written, say, a year ago would need to be modified now. Last year, I did
draft, but not use, an article on two facing pages - one a rosy view of the
future of 'high streets' and one a black view, and they were of equal length
and seriousness. I'm not so sure they'd be equal now.
Nation-wide closures of a number of big shops have left more gaps in our
shopping streets which are impossible to ignore. Yet some of us who love
Ipswich feel we have to defend our town as if Ipswich is doing something
wrong. And we and some Ipswich-based organisations may try to reassure
ourselves that it's an economic blip which market forces will correct in
time. But even when the economy picks up, the mighty factors of internet
shopping and out -of-town shopping will still apply. In the long-term it's
hardly likely that the presently empty big shop premises will all be filled.
There are some encouraging initiatives already to be seen in our town. The
previous Newsletter referred to the success of Patisserie Valerie in Butter
Market and we can add now the arrival at last of a proper shoe repairer (not
a heel bar) in the town centre, just across the road in the same street. But
specialist newcomers don't need premises of the size of the former Croydons
in Tavern Street, nor the vast floor area of the Co-op in Carr Street.
Rationally and ideally, 'high streets' would contract and businesses would
move closer together leaving only a few empty premises. But the owners
(mostly insurance firms, pension funds, etc) are holding on to capital

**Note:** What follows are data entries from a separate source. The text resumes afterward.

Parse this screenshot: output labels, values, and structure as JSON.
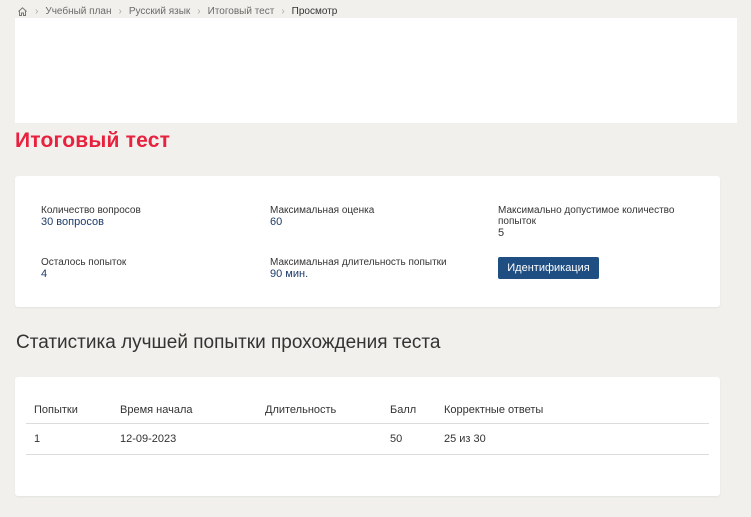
{
  "breadcrumb": {
    "home_icon": "home-icon",
    "separator_icon": "chevron-right-icon",
    "items": [
      {
        "label": "Учебный план"
      },
      {
        "label": "Русский язык"
      },
      {
        "label": "Итоговый тест"
      },
      {
        "label": "Просмотр"
      }
    ]
  },
  "page": {
    "title": "Итоговый тест",
    "title_color": "#e8213f"
  },
  "info": {
    "questions_label": "Количество вопросов",
    "questions_value": "30 вопросов",
    "max_score_label": "Максимальная оценка",
    "max_score_value": "60",
    "max_attempts_label": "Максимально допустимое количество попыток",
    "max_attempts_value": "5",
    "remaining_label": "Осталось попыток",
    "remaining_value": "4",
    "max_duration_label": "Максимальная длительность попытки",
    "max_duration_value": "90 мин.",
    "identify_button": "Идентификация",
    "button_color": "#1f4f82"
  },
  "stats": {
    "title": "Статистика лучшей попытки прохождения теста",
    "columns": [
      "Попытки",
      "Время начала",
      "Длительность",
      "Балл",
      "Корректные ответы"
    ],
    "rows": [
      [
        "1",
        "12-09-2023",
        "",
        "50",
        "25 из 30"
      ]
    ]
  }
}
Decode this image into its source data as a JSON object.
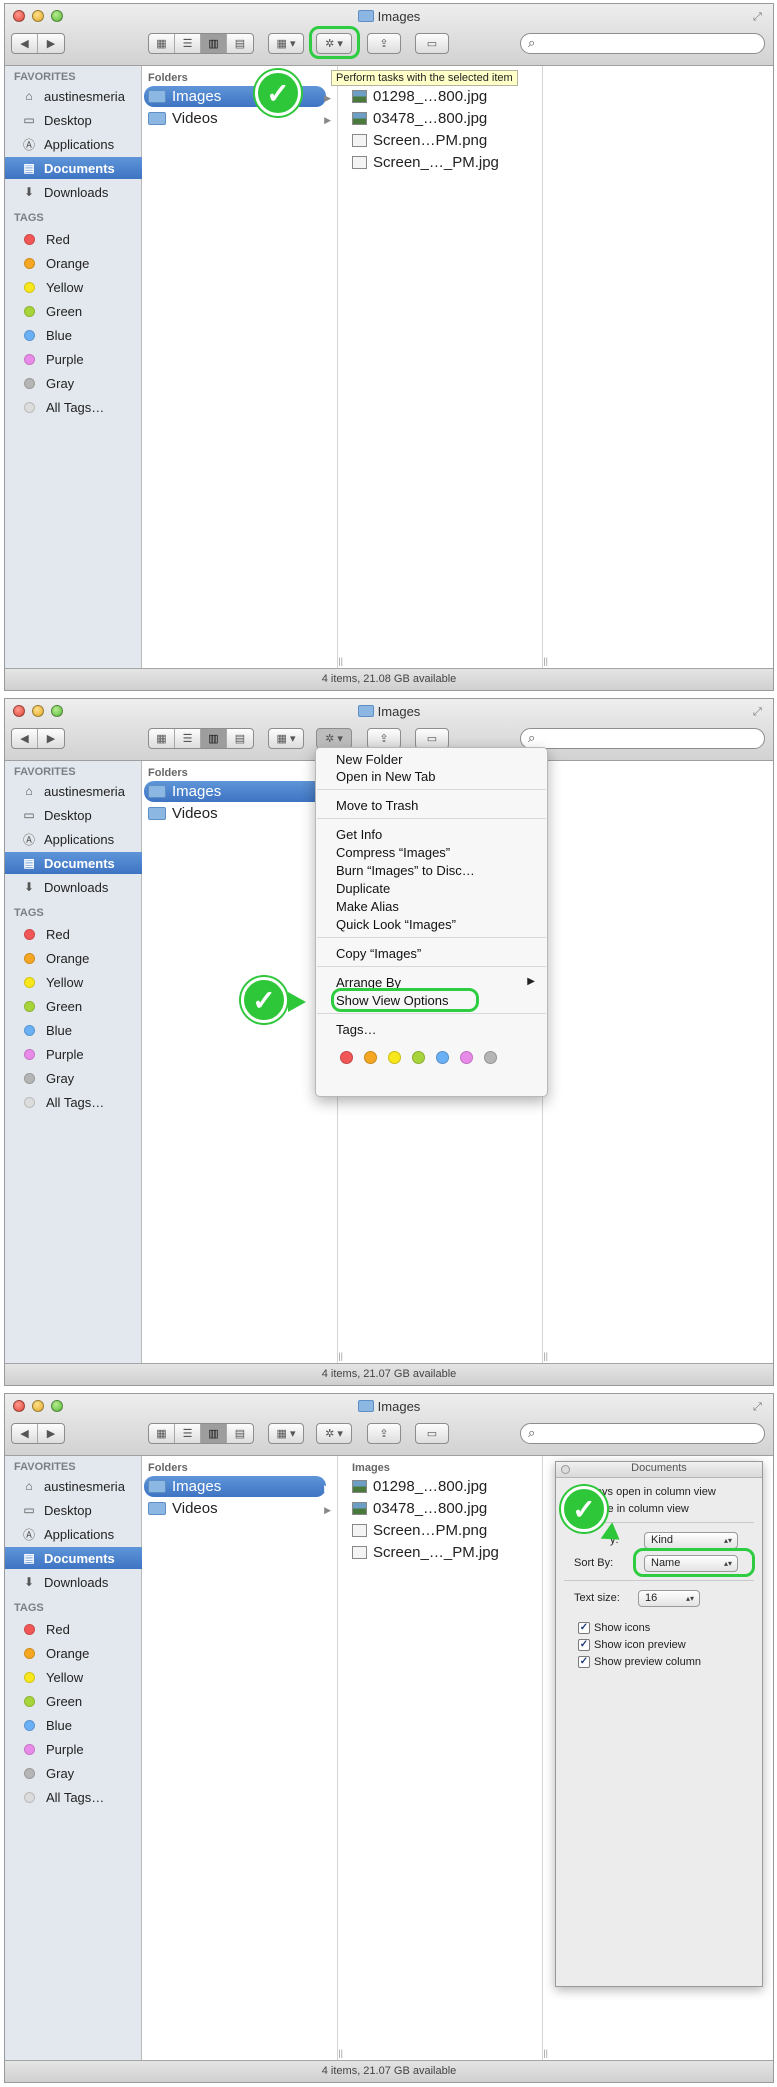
{
  "window_title": "Images",
  "sidebar": {
    "favorites_heading": "FAVORITES",
    "favorites": [
      {
        "label": "austinesmeria",
        "icon": "home-icon"
      },
      {
        "label": "Desktop",
        "icon": "desktop-icon"
      },
      {
        "label": "Applications",
        "icon": "applications-icon"
      },
      {
        "label": "Documents",
        "icon": "documents-icon"
      },
      {
        "label": "Downloads",
        "icon": "downloads-icon"
      }
    ],
    "tags_heading": "TAGS",
    "tags": [
      {
        "label": "Red",
        "color": "#f25757"
      },
      {
        "label": "Orange",
        "color": "#f5a623"
      },
      {
        "label": "Yellow",
        "color": "#f8e71c"
      },
      {
        "label": "Green",
        "color": "#a8d43b"
      },
      {
        "label": "Blue",
        "color": "#6ab0f5"
      },
      {
        "label": "Purple",
        "color": "#e88be8"
      },
      {
        "label": "Gray",
        "color": "#b5b5b5"
      },
      {
        "label": "All Tags…",
        "color": "#dcdcdc"
      }
    ]
  },
  "columns": {
    "folders_heading": "Folders",
    "folders": [
      "Images",
      "Videos"
    ],
    "images_heading": "Images",
    "files": [
      "01298_…800.jpg",
      "03478_…800.jpg",
      "Screen…PM.png",
      "Screen_…_PM.jpg"
    ]
  },
  "panels": [
    {
      "status": "4 items, 21.08 GB available"
    },
    {
      "status": "4 items, 21.07 GB available"
    },
    {
      "status": "4 items, 21.07 GB available"
    }
  ],
  "tooltip": "Perform tasks with the selected item",
  "action_menu": {
    "items": [
      "New Folder",
      "Open in New Tab",
      "Move to Trash",
      "Get Info",
      "Compress “Images”",
      "Burn “Images” to Disc…",
      "Duplicate",
      "Make Alias",
      "Quick Look “Images”",
      "Copy “Images”",
      "Arrange By",
      "Show View Options",
      "Tags…"
    ],
    "tag_colors": [
      "#f25757",
      "#f5a623",
      "#f8e71c",
      "#a8d43b",
      "#6ab0f5",
      "#e88be8",
      "#b5b5b5"
    ]
  },
  "view_options": {
    "title": "Documents",
    "always_open": "ways open in column view",
    "browse": "owse in column view",
    "arrange_label_partial": "y:",
    "arrange_value": "Kind",
    "sort_label": "Sort By:",
    "sort_value": "Name",
    "text_size_label": "Text size:",
    "text_size_value": "16",
    "checks": [
      "Show icons",
      "Show icon preview",
      "Show preview column"
    ]
  },
  "accent_green": "#2ecc40",
  "selection_blue": "#3e74c3"
}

assets expensively purchased and nominally still very valuable, even if
empty. So, rational decisions won't be made overnight!

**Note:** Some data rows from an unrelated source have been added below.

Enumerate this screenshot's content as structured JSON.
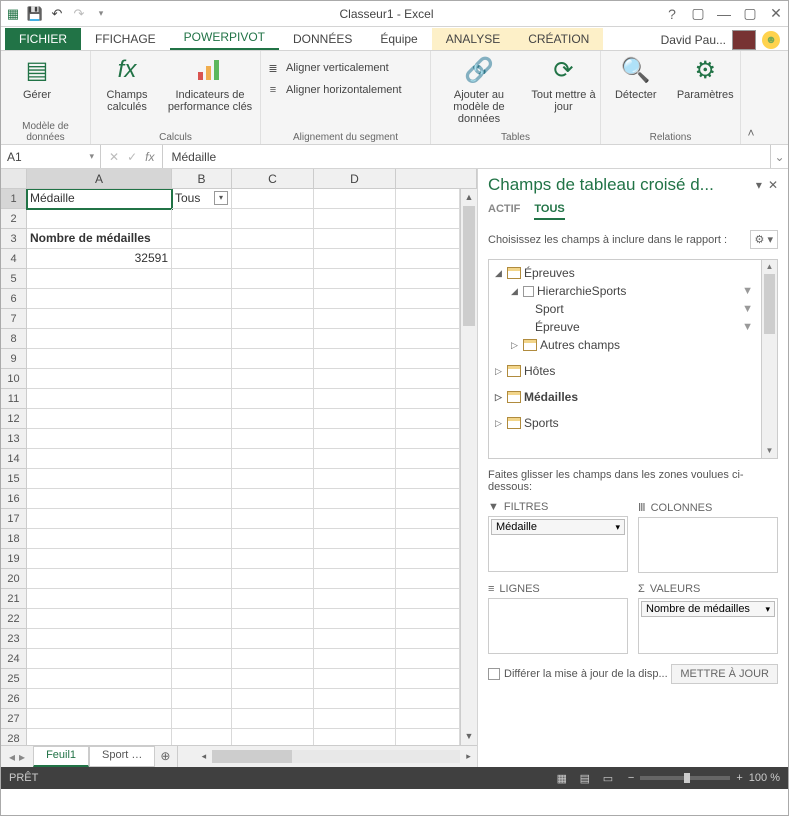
{
  "title": "Classeur1 - Excel",
  "account_name": "David Pau...",
  "tabs": {
    "file": "FICHIER",
    "affichage": "FFICHAGE",
    "powerpivot": "POWERPIVOT",
    "donnees": "DONNÉES",
    "equipe": "Équipe",
    "analyse": "ANALYSE",
    "creation": "CRÉATION"
  },
  "ribbon": {
    "manage": "Gérer",
    "group_model": "Modèle de données",
    "calc_fields": "Champs calculés",
    "kpi": "Indicateurs de performance clés",
    "group_calc": "Calculs",
    "align_v": "Aligner verticalement",
    "align_h": "Aligner horizontalement",
    "group_align": "Alignement du segment",
    "add_model": "Ajouter au modèle de données",
    "refresh_all": "Tout mettre à jour",
    "group_tables": "Tables",
    "detect": "Détecter",
    "params": "Paramètres",
    "group_rel": "Relations"
  },
  "namebox": "A1",
  "formula": "Médaille",
  "columns": [
    "A",
    "B",
    "C",
    "D"
  ],
  "rows": {
    "r1": {
      "A": "Médaille",
      "B": "Tous"
    },
    "r3": {
      "A": "Nombre de médailles"
    },
    "r4": {
      "A": "32591"
    }
  },
  "row_count": 28,
  "sheets": {
    "active": "Feuil1",
    "other": "Sport …"
  },
  "taskpane": {
    "title": "Champs de tableau croisé d...",
    "tab_actif": "ACTIF",
    "tab_tous": "TOUS",
    "hint": "Choisissez les champs à inclure dans le rapport :",
    "fields": {
      "epreuves": "Épreuves",
      "hierarchie": "HierarchieSports",
      "sport": "Sport",
      "epreuve": "Épreuve",
      "autres": "Autres champs",
      "hotes": "Hôtes",
      "medailles": "Médailles",
      "sports": "Sports"
    },
    "drag_hint": "Faites glisser les champs dans les zones voulues ci-dessous:",
    "zone_filters": "FILTRES",
    "zone_columns": "COLONNES",
    "zone_rows": "LIGNES",
    "zone_values": "VALEURS",
    "filter_item": "Médaille",
    "value_item": "Nombre de médailles",
    "defer": "Différer la mise à jour de la disp...",
    "update": "METTRE À JOUR"
  },
  "status": {
    "ready": "PRÊT",
    "zoom": "100 %"
  }
}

In the meantime, I should hope that people who value their 'high streets'
will continue to use them regularly, whether for chain store purchases or
specialist shopping (where it's more likely one could chat with staff) and,
of course, for meeting friends in town. Only then could a vicious circle be